For the last eight years he has been part of the Council to Homeless Persons, working to improve the conditions of people in insecure housing and give them a voice. “I know a lot of people who live in rooming houses, it’s absolutely destroyed them.”
Social housing, David says, makes so much difference to people.
“It gives you the opportunity to go out and get on with your life instead of being stuck in isolation. It’s social inclusion, it’s about community, getting to know people. I would not be able to do what I’ve been doing over the years if I hadn’t been here. It’s so important for a person to feel like they’ve got security.”
Ultimately David’s story is a testament to the importance of all Victorians having not just a roof over their heads, but a place to call home.
In David’s words: “I’m so lucky to be where I am.”
But it shouldn’t come down to luck.
Victorian has the power to create affordable housing, combat homelessness and make renting fair. The state controls the policy levers.
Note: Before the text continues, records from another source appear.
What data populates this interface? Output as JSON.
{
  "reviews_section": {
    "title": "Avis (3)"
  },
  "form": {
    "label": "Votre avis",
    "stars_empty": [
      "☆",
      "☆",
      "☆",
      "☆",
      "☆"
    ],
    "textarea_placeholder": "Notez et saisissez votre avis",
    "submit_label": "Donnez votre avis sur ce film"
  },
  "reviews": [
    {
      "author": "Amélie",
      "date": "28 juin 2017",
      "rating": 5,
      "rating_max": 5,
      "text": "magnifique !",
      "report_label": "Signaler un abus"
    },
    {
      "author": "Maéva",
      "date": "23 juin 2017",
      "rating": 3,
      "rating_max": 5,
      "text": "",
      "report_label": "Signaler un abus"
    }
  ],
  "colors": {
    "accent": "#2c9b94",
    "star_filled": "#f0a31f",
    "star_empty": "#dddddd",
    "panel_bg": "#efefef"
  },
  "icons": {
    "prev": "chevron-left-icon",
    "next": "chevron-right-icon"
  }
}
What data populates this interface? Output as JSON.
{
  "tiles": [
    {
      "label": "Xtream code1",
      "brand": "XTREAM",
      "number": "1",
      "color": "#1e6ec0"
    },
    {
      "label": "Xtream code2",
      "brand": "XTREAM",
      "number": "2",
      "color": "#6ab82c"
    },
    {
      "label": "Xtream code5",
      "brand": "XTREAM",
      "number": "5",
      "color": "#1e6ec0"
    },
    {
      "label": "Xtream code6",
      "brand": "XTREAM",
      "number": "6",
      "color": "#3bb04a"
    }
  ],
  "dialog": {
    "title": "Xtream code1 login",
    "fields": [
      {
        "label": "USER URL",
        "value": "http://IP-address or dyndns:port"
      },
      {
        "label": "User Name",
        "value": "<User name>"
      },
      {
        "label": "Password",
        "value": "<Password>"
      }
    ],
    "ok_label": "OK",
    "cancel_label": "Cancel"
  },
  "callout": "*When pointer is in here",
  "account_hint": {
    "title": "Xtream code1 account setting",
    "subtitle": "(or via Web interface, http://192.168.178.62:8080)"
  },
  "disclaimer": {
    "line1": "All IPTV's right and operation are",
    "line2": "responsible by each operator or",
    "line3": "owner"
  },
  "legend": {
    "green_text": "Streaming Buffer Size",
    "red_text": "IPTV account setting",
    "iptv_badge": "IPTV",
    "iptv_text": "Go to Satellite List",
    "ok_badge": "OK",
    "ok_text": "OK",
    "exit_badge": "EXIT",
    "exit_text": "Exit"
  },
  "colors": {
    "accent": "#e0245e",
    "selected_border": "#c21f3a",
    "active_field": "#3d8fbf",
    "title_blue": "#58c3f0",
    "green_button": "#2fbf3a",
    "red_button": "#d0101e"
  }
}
What the thousands of Victorian like David need isn’t luck. It’s immediate, sustained and bipartisan action.